• _App and web page records_
+++

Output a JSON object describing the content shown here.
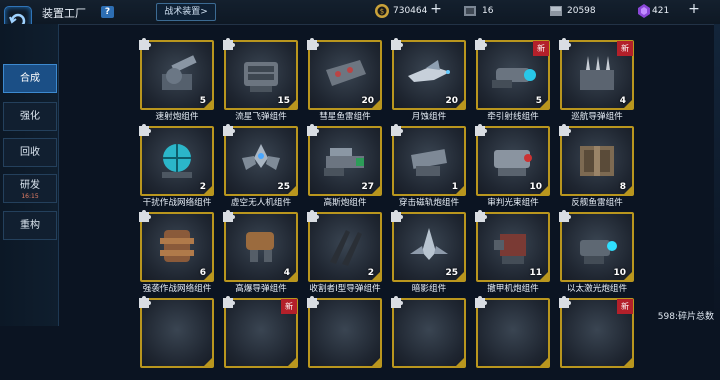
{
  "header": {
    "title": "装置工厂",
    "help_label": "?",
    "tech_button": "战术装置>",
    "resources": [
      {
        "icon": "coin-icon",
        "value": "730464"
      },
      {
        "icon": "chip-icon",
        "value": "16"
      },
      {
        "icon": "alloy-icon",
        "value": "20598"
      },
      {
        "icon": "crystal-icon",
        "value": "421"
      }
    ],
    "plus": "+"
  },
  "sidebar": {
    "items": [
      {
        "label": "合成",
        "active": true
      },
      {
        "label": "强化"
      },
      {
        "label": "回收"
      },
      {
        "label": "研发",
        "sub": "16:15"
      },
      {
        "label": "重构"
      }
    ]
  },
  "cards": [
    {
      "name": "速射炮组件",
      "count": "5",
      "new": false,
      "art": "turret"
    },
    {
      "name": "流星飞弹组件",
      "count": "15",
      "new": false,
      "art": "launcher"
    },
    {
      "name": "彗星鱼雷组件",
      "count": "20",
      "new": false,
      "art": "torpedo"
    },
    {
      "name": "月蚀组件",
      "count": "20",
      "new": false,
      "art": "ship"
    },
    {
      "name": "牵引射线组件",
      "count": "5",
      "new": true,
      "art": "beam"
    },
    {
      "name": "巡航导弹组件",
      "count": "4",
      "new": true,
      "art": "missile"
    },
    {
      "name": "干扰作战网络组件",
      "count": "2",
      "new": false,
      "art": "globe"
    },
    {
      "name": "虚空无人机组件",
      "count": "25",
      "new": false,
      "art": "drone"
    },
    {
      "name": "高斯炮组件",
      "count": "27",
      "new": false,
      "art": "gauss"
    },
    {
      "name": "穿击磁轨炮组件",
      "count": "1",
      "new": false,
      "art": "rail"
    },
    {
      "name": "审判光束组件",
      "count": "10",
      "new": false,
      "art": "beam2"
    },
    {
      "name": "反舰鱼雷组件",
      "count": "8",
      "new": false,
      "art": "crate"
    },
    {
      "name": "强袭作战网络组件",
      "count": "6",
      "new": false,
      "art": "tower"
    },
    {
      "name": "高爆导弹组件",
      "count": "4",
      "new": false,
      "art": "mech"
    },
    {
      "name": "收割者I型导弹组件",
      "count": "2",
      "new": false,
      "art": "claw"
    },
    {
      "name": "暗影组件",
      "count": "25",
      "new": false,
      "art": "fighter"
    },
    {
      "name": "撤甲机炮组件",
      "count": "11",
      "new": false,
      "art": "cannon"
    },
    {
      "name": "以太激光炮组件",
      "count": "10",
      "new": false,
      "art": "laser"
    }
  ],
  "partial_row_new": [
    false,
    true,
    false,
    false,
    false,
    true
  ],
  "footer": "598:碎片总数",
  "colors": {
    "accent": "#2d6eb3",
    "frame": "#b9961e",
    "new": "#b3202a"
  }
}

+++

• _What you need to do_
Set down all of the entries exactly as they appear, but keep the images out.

• _Solution to the exercise_
Output a JSON object describing the content shown here.
{
  "header": {
    "title": "装置工厂",
    "help_label": "?",
    "tech_button": "战术装置>",
    "resources": [
      {
        "icon": "coin-icon",
        "value": "730464"
      },
      {
        "icon": "chip-icon",
        "value": "16"
      },
      {
        "icon": "alloy-icon",
        "value": "20598"
      },
      {
        "icon": "crystal-icon",
        "value": "421"
      }
    ],
    "plus": "+"
  },
  "sidebar": {
    "items": [
      {
        "label": "合成",
        "active": true
      },
      {
        "label": "强化"
      },
      {
        "label": "回收"
      },
      {
        "label": "研发",
        "sub": "16:15"
      },
      {
        "label": "重构"
      }
    ]
  },
  "cards": [
    {
      "name": "速射炮组件",
      "count": "5",
      "new": false,
      "art": "turret"
    },
    {
      "name": "流星飞弹组件",
      "count": "15",
      "new": false,
      "art": "launcher"
    },
    {
      "name": "彗星鱼雷组件",
      "count": "20",
      "new": false,
      "art": "torpedo"
    },
    {
      "name": "月蚀组件",
      "count": "20",
      "new": false,
      "art": "ship"
    },
    {
      "name": "牵引射线组件",
      "count": "5",
      "new": true,
      "art": "beam"
    },
    {
      "name": "巡航导弹组件",
      "count": "4",
      "new": true,
      "art": "missile"
    },
    {
      "name": "干扰作战网络组件",
      "count": "2",
      "new": false,
      "art": "globe"
    },
    {
      "name": "虚空无人机组件",
      "count": "25",
      "new": false,
      "art": "drone"
    },
    {
      "name": "高斯炮组件",
      "count": "27",
      "new": false,
      "art": "gauss"
    },
    {
      "name": "穿击磁轨炮组件",
      "count": "1",
      "new": false,
      "art": "rail"
    },
    {
      "name": "审判光束组件",
      "count": "10",
      "new": false,
      "art": "beam2"
    },
    {
      "name": "反舰鱼雷组件",
      "count": "8",
      "new": false,
      "art": "crate"
    },
    {
      "name": "强袭作战网络组件",
      "count": "6",
      "new": false,
      "art": "tower"
    },
    {
      "name": "高爆导弹组件",
      "count": "4",
      "new": false,
      "art": "mech"
    },
    {
      "name": "收割者I型导弹组件",
      "count": "2",
      "new": false,
      "art": "claw"
    },
    {
      "name": "暗影组件",
      "count": "25",
      "new": false,
      "art": "fighter"
    },
    {
      "name": "撤甲机炮组件",
      "count": "11",
      "new": false,
      "art": "cannon"
    },
    {
      "name": "以太激光炮组件",
      "count": "10",
      "new": false,
      "art": "laser"
    }
  ],
  "partial_row_new": [
    false,
    true,
    false,
    false,
    false,
    true
  ],
  "footer": "598:碎片总数",
  "colors": {
    "accent": "#2d6eb3",
    "frame": "#b9961e",
    "new": "#b3202a"
  }
}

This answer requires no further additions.